Glorious Glen Finglas

For those living in the Central Belt of Scotland the countryside is never far away. Despite being the area with the highest population density in Scotland (3.5 million out of 5.4 million), it doesn’t take long to reach the clean air and open spaces of the countryside.

For many of us, heading north or west leads to the Trossachs, an area of woods, glens and lochs that lies within the Loch Lomond and Trossachs National Park. And right in the middle of this expanse is glorious Glen Finglas.

Made famous by Walter Scott (as with so much of this part of Scotland), Glen Finglas has never lost its popularity, and today is managed by the Woodland Trust for Scotland. But it’s also part of ‘a forest in the making’, the Great Trossachs Forest, a long-term project (200 years!) that aims to create 160 square km of native woodland across this area. This innovative and far-sighted venture is the brainchild of the Forestry Commission Scotland, RSPB Scotland and the Woodland Trust.  Described as a ‘forest for the future’, the Great Trossachs Forest is also the largest National Nature Reserve in the country. Quite an achievement.

A cottage in the village of Brig O’Turk, Glen Finglas

While this work is being carried out in the present and will provide great benefits for the future, Glen Finglas has a long and varied past. And it’s this past that has shaped the landscape we see here today.

In the current issue of iScot magazine I’ve written about the past, present and future of Glen Finglas under the headings found on the unusual stone compass that’s set into a rocky hillock up the glen. Carved into the stone are three mottoes: Enjoy the Present, Sense the Past, Ensure the Future. It’s a wonderful encouragement to get out and walk (or cycle), to learn about the people and events that have gone before and to discover what is planned for future generations.
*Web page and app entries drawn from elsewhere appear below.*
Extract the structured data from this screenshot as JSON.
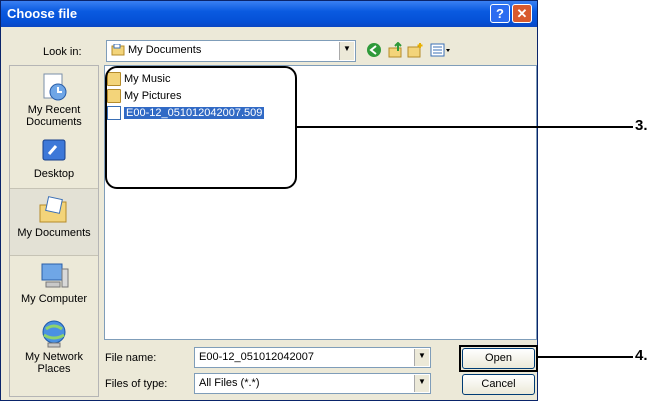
{
  "window": {
    "title": "Choose file",
    "help_label": "?",
    "close_label": "✕"
  },
  "lookin": {
    "label": "Look in:",
    "value": "My Documents"
  },
  "places": [
    {
      "label": "My Recent Documents",
      "icon": "recent-documents-icon"
    },
    {
      "label": "Desktop",
      "icon": "desktop-icon"
    },
    {
      "label": "My Documents",
      "icon": "my-documents-icon",
      "selected": true
    },
    {
      "label": "My Computer",
      "icon": "my-computer-icon"
    },
    {
      "label": "My Network Places",
      "icon": "network-places-icon"
    }
  ],
  "files": [
    {
      "name": "My Music",
      "type": "folder"
    },
    {
      "name": "My Pictures",
      "type": "folder"
    },
    {
      "name": "E00-12_051012042007.509",
      "type": "file",
      "selected": true
    }
  ],
  "filename": {
    "label": "File name:",
    "value": "E00-12_051012042007"
  },
  "filetype": {
    "label": "Files of type:",
    "value": "All Files (*.*)"
  },
  "buttons": {
    "open": "Open",
    "cancel": "Cancel"
  },
  "callouts": {
    "list": "3.",
    "open": "4."
  },
  "colors": {
    "titlebar": "#0a5ae0",
    "selection": "#316ac5",
    "dialog_bg": "#ece9d8"
  }
}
To find out more about what this all entails, get hold of a copy of September’s iScot and then be inspired to pay a visit yourself!

iScot magazine digital editions

 

 

Glen Finglas and the Great Trossachs Forest

A cyclist pauses to take in the view on the Great Trossachs Trail

A cyclist pauses to take in the view on the Great Trossachs Path

From medieval hunting parties to whisky smugglers, cattle rustlers and those incredible dam-building pioneers of renewable energy, the Hydro Boys, Glen Finglas has seen its fair share of excitement and change.  And that’s continuing today through the work of the Woodland Trust Scotland and the ongoing development of the Great Trossachs Forest.

Woodland Trust Scotland visitor centre at Lendrick Hill car park

Woodland Trust Scotland visitor centre at Lendrick Hill car park

A new information centre, the Glen Finglas Visitor Gateway, has been built at the Lendrick Hill car park and is the starting point for a whole range of walks; anything from half a mile to 15 miles. There’s also an option to follow the Great Trossachs Path itself, which runs for 30 miles from Callander all the way to Inversnaid on Loch Lomond.

Glen Finglas walks map

Glen Finglas walks map

What is it makes this area so interesting? In the early 19th century that founding father of Scottish tourism, Sir Walter Scott, immortalised both the Trossachs and Glen Finglas in his epic poem ‘Lady of the Lake’ and the ballad ‘Glenfinlas’. From that point on visitors flocked to the area, drawn by the rugged natural beauty of the hills, lochs and glens.  But also by the romantic tales and legends associated with the wild landscape. This notion of the romance of the wild saw many writers, artists and poets among the visitors, including the renowned naturalist, philosopher and social critic John Ruskin, one of the most influential men of his day, and a frequent visitor to the Trossachs. I was pleased to discover that it’s once again possible to go and stand by the rushing waters of the burn at the spot where Millais painted his famous portrait of Ruskin in1853.

Through the woods above Glen Finglas dam

Through the woods above Glen Finglas dam

The Great Trossachs Forest project is not a ‘quick fix’, but an inspired and inspiring long-term plan to regenerate natural woodland and habitats. We took the Lendrick Hill and Dam walk, which, at its most northerly point, looks down on the gentle curve of the dam built in the 1960s as part of the massive Scotland-wide hydro-electric scheme.

The walk ends at the delightful Brig O’Turk Tea Room, well-known both for its wonderful food but also as a key location in the 1959 remake of John Buchan’s classic The 39 Steps. Starring the debonair Kenneth More, much of this version was filmed in and around the Trossachs.  In one scene our hero makes his escape by peddling off, hidden amongst a group of other cyclists, whilst clad in a rather improbable fashion! The cyclists we saw that day were anything but improbable and it was great to see so many people getting real enjoyment from a trip to Glen Finglas.

The world-famous Brig O'Turk tearoom!

The world-famous Brig O’Turk Tea Room!